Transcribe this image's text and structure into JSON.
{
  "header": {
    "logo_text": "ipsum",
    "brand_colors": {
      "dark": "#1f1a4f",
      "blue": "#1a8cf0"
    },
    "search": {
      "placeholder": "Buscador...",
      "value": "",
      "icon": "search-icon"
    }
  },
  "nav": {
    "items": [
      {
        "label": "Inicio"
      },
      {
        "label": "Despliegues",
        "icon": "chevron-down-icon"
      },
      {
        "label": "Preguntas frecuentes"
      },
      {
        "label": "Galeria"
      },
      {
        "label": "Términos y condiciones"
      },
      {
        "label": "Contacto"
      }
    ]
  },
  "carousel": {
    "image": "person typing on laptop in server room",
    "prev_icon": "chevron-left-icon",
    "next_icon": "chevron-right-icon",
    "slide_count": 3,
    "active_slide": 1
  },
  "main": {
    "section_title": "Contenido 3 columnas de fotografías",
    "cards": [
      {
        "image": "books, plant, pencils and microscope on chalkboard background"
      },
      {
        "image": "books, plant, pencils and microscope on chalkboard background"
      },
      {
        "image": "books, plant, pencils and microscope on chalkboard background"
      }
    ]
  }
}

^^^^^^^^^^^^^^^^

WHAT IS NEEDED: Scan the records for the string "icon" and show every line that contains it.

RESPONSE TO THE TASK:
      "icon": "search-icon"
        "icon": "chevron-down-icon"
    "prev_icon": "chevron-left-icon",
    "next_icon": "chevron-right-icon",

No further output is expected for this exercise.